**TASK STATEMENT**
The required response is the number of lines in the entries that include the word "Community", with nothing added.

**RECORDS FOR THE TASK**

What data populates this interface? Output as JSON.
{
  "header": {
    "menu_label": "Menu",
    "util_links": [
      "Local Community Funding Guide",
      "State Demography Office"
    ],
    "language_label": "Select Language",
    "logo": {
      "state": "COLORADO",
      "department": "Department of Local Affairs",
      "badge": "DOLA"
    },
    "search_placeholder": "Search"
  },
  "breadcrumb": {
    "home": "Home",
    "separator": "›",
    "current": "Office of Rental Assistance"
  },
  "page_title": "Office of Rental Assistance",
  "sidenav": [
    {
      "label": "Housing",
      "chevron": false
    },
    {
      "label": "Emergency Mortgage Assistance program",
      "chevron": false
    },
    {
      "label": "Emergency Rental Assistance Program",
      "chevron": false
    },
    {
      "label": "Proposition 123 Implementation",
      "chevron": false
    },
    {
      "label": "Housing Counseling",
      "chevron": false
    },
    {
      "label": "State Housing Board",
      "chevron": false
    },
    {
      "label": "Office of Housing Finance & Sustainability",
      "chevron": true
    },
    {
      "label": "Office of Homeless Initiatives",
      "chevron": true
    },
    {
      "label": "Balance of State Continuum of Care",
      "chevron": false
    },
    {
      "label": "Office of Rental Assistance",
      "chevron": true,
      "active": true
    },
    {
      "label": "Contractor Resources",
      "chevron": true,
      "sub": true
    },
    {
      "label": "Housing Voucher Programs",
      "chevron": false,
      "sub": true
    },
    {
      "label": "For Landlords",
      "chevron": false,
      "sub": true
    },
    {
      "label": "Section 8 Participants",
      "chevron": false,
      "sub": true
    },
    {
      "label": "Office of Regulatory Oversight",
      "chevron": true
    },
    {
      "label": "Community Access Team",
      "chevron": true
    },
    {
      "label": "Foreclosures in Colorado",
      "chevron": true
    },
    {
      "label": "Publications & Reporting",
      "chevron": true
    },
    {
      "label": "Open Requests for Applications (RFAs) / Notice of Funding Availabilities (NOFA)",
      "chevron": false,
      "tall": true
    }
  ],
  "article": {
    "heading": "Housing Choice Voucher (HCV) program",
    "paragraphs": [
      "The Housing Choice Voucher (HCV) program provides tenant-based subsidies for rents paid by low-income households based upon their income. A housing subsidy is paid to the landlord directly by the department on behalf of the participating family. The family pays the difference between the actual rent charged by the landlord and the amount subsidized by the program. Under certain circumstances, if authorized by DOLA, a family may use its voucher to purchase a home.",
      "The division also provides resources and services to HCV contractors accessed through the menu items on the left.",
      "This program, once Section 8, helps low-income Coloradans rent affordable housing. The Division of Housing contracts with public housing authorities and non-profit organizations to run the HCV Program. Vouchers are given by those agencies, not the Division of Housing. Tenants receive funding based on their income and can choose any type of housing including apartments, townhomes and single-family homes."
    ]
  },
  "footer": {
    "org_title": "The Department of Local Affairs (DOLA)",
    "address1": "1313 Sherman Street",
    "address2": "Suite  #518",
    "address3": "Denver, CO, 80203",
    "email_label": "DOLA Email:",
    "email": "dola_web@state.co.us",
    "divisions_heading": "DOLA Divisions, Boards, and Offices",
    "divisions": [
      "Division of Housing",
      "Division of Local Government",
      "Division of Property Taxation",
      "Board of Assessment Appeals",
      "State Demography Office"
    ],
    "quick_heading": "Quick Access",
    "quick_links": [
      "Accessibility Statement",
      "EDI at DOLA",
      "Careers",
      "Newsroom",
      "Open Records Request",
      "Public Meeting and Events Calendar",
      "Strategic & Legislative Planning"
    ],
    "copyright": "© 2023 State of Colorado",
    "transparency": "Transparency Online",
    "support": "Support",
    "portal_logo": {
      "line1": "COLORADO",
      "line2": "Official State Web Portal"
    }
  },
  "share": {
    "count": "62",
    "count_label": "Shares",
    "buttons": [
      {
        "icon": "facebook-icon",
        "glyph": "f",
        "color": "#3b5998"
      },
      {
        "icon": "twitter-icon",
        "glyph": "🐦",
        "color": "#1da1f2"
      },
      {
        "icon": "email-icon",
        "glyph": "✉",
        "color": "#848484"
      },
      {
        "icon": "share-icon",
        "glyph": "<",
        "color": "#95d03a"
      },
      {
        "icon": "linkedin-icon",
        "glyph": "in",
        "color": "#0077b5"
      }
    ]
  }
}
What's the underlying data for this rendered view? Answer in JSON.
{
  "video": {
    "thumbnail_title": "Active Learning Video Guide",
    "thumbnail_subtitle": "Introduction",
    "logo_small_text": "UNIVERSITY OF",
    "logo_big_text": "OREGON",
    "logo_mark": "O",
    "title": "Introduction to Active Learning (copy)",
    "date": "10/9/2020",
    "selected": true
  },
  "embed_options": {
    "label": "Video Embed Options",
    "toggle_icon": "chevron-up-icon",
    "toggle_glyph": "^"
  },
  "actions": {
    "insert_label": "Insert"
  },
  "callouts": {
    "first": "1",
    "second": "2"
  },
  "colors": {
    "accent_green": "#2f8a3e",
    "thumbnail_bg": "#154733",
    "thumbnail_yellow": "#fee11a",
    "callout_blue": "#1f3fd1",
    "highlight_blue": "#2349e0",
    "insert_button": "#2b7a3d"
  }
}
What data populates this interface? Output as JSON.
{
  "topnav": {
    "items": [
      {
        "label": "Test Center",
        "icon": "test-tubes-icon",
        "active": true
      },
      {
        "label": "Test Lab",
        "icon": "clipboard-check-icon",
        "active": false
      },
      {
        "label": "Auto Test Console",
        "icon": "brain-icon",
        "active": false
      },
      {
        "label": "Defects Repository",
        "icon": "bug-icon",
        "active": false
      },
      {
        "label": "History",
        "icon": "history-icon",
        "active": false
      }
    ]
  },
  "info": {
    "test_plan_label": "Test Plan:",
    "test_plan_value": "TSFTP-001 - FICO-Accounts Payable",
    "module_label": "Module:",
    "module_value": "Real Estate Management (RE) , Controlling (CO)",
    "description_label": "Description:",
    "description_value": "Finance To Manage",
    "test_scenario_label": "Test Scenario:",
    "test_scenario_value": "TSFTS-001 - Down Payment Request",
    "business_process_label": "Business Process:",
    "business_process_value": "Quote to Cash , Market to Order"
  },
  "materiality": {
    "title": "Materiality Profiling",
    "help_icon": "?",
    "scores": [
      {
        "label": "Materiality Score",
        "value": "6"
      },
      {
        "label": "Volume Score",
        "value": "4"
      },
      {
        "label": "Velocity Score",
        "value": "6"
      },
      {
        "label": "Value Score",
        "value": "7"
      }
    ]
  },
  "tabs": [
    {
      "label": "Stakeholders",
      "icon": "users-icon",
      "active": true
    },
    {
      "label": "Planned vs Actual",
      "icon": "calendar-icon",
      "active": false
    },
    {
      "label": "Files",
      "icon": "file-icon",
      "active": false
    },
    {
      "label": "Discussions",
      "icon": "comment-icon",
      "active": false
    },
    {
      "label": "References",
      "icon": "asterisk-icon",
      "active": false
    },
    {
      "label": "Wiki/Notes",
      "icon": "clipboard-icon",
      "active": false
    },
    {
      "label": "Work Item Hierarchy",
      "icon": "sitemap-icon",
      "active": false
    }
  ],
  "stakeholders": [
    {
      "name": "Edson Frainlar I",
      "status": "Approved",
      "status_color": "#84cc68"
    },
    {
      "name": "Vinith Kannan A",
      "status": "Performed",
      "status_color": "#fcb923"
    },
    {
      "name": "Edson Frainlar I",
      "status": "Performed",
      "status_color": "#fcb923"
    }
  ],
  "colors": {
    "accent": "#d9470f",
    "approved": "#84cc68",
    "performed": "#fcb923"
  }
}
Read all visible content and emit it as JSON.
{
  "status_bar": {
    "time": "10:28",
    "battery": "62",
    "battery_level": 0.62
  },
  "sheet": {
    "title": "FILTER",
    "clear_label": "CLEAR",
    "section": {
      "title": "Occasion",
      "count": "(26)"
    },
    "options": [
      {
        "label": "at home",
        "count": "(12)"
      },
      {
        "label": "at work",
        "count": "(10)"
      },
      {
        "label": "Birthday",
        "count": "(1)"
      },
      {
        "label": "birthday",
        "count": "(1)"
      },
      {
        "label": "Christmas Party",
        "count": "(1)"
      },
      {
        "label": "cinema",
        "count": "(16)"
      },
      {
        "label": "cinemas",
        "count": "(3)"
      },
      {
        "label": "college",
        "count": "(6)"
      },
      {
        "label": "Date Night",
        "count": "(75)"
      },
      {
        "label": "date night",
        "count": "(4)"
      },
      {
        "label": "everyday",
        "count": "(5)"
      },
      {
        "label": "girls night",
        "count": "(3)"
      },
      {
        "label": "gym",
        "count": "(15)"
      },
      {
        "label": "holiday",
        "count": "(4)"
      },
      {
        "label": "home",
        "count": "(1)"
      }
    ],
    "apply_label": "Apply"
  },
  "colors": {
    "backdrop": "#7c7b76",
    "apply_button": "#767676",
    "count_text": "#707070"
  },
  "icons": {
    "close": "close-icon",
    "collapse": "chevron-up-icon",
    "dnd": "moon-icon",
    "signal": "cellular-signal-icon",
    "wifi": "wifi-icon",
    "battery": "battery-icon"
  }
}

**ANSWER TO THIS PROBLEM**
2